*Directions*.
Tally every line of the records below that includes "this", and reply with the total alone.

*Extracted records*.
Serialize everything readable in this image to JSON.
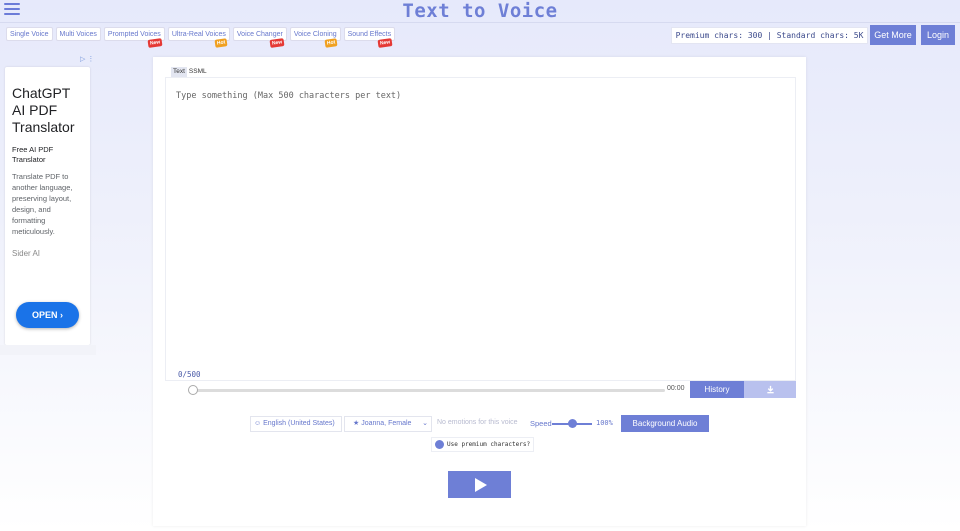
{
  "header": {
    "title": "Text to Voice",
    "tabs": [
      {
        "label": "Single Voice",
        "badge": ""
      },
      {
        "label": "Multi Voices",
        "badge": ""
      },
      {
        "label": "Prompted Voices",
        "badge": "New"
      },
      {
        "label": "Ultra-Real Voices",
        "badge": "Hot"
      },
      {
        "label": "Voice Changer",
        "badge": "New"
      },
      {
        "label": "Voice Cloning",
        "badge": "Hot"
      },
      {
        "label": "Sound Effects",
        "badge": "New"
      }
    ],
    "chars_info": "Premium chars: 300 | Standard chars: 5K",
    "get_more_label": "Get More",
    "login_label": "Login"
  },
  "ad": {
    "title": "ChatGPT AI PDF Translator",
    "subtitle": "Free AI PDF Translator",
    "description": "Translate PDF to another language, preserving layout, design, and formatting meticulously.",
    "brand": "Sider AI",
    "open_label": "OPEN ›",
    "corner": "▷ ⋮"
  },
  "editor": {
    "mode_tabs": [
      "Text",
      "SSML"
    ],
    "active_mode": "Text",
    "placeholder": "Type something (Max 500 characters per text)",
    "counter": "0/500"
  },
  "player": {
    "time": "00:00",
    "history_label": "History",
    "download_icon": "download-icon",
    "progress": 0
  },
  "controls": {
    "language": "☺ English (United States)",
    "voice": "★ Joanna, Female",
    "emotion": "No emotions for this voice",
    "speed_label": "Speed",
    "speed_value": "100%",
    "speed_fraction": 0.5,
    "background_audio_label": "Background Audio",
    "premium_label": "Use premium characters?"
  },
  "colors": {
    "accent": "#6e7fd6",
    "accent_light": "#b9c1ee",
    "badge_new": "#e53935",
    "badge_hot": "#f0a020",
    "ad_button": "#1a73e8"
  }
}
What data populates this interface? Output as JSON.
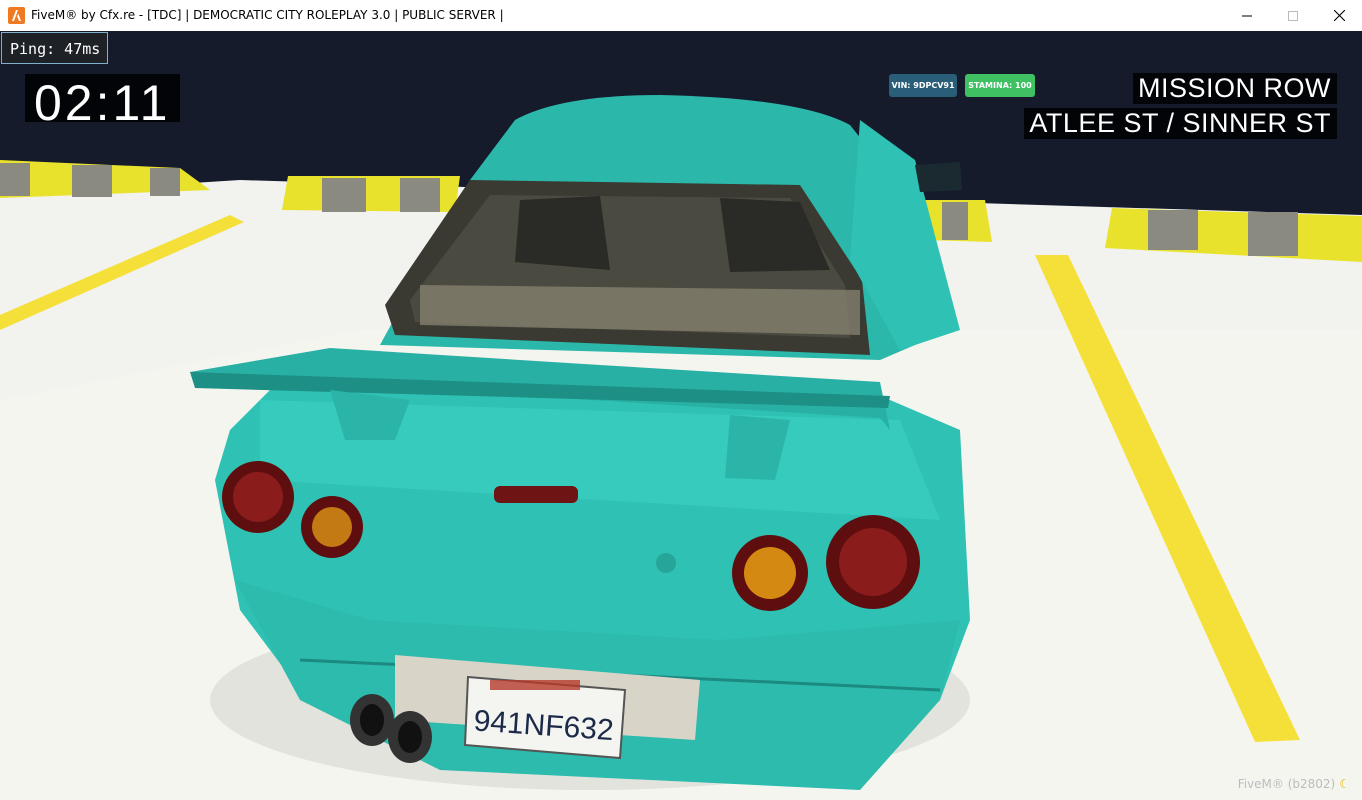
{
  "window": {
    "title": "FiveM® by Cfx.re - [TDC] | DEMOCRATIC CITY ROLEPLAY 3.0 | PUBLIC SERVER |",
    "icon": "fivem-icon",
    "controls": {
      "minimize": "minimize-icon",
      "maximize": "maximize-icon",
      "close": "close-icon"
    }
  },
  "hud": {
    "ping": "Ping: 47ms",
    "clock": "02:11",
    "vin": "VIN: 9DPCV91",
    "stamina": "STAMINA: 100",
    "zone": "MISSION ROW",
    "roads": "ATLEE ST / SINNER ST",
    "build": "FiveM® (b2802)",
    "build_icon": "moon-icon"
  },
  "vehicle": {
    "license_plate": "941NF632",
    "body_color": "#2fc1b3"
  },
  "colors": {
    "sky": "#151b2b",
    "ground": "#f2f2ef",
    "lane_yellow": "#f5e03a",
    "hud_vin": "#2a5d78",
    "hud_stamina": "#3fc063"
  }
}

*The completed task*.
3